Mycotic rhinitis is complex and frustrating to treat, especially in animals with invasive disease, such as soft tissue involvement or extension into the orbit and supporting bones of the nose. Surgery alone appears to be unhelpful; systemic antifungal drugs have a limited success rate (70%) and can be toxic. Topical instillation treatments have higher success rates (85% to 90%) but not all patients respond well. Of the three dogs described in this report, one (a guide dog) did not respond to several drug therapies; one dog was refractory to drug treatment and showed progressive signs of disease; and one dog had advanced invasive disease at presentation. Via a dorsal approach, the author surgically exposed the nasal and/or frontal sinus and performed partial turbinectomy, clearing all abnormal soft tissue in all three cases. The wound dressing, a proprietary product that produces sustained release of povidone-iodine, was applied and retained with a "tie-over." The dressing was replaced every 48 to 72 hours under general anesthesia until all exposed areas were covered with healthy granulation tissue, at which time the rhinotomy was closed by soft tissue reconstruction. No evidence of fungal infection was present at follow-up for 20 months after surgery.

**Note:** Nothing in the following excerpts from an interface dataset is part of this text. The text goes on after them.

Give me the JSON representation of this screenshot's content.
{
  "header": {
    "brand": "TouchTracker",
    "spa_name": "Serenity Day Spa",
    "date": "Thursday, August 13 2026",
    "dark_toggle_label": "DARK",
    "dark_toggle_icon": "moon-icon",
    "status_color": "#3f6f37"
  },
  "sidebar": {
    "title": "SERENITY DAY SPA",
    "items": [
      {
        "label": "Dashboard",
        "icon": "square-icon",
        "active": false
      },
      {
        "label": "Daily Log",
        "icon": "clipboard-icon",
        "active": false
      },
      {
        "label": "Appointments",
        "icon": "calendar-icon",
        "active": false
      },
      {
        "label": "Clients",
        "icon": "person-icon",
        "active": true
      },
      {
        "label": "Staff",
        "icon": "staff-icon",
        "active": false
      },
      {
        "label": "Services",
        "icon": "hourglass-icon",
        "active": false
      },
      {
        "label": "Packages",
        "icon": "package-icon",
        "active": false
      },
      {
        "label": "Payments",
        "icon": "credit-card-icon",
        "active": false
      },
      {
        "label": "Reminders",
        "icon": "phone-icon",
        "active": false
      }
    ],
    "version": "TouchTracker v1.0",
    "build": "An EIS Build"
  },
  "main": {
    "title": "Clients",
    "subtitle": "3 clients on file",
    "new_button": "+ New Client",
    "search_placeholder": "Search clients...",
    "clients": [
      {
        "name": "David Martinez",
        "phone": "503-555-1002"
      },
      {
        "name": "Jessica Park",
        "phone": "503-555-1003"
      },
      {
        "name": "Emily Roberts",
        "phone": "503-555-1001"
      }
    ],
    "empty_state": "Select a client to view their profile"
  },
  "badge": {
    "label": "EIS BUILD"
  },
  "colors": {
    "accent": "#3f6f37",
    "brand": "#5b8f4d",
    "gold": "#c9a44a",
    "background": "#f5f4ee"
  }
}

COMMENTARY: Just as one swallow does not make a summer, three cases do not necessarily make a series; but the success of this radical therapy in three refractory cases of mycotic rhinitis bodes well for the future. The ingenuity of the author in developing a method that allows prolonged exposure of povidone-iodine dressings to infected tissue should be appreciated by all who try to manage this frustrating disease.
Use of topical povidone-iodine dressings in the management of mycotic rhinitis in three dogs. Moore HA. J SMALL ANIM PRACT 44:326-329, 2003.